Building the codes
On some computing platforms,
SConscript files will build all the working examples,
using SCons, an Open Source software construction tool based on Python.
The homepage for SCons is at http://www.scons.org/.
SConstruct file may need to be edited
(for example, to point to the correct location of libraries
lapack on your system).
Then, simply type
scons to build each full example program in its own directory.
A few examples consist of individual routines or modules,
rather than working programs,
so there is no need to build them.
The build process for the Fortran examples has been tested using SCons v3.1.1
(and before that, v3.0.4; and also v2.5.1 with a minor change to the
older versions might not work properly).
If you don't like using SCons, or can't get it to work,
it is not difficult to compile the programs using other methods.
Bear in mind that, with Fortran, it is usually essential to compile any
modules that are used by the main program, before compiling the main program itself.
Take a look at the
SConstruct file in any case,
as it shows the file dependencies for each example.
Also bear in mind that several alternative module files
contain modules with the same name (
md_module in this case),
since they act as drop-in replacements for each other.
To avoid confusion during compilation due to intermediate files with the same name
it is advisable to compile each example in its own build directory
(which is what the
SConstruct file is configured to do)
or to delete all intermediate files before each individual compilation.
We have used gfortran v9.2 (and before that, v6.3, v7.2, v8.2) for testing,
but have attempted to stick to code which conforms to the Fortran 2008 standard.
In gfortran v6, calling the intrinsic
random_seed() function would
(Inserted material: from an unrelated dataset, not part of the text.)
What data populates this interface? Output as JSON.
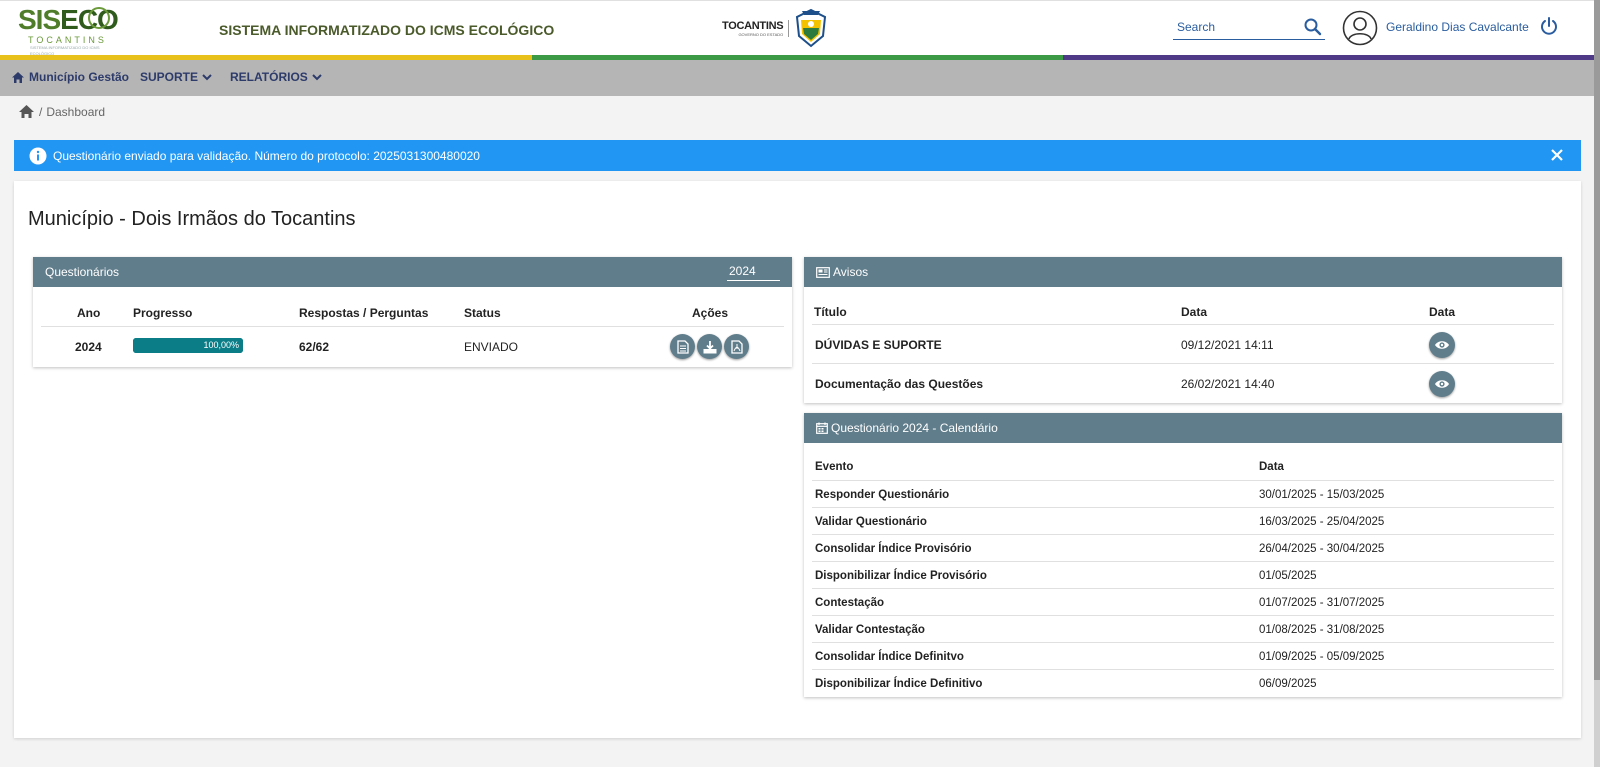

generate the same sequence of random numbers every time.
In a few examples it is important to generate different sequences each time the program is run,
and for this purpose a subroutine
init_random_seed was provided in the file
this routine, however, included some GNU extensions.
With gfortran v7, the random number generator has been changed,
and the intrinsic
random_seed() function behaves in the desired fashion.
Therefore, the GNU-specific code has been transferred to a separate file,
which is not included in the build process,
but may be of interest to those still using gfortran v6.
init_random_seed routine simply calls
You should check the behaviour of the random number generator on your own system.
Note that, by default, we do not select any optimization options in compilation.
If you are using a different compiler,
then the compiler and linker options in the
SConstruct file will most likely need changing.
The above, general, advice should help you to build the codes on your system. Unfortunately, due to the enormous variety of computing platforms and compilers, we cannot offer more specific advice on the build process.
The Python versions do not require building, they are simply run through the Python interpreter.
If you spot an error in these program files, or the accompanying documentation, please check the CONTRIBUTING guidelines first, and then raise an "issue" using the Issues tab. (You will need to be logged in to GitHub to do this).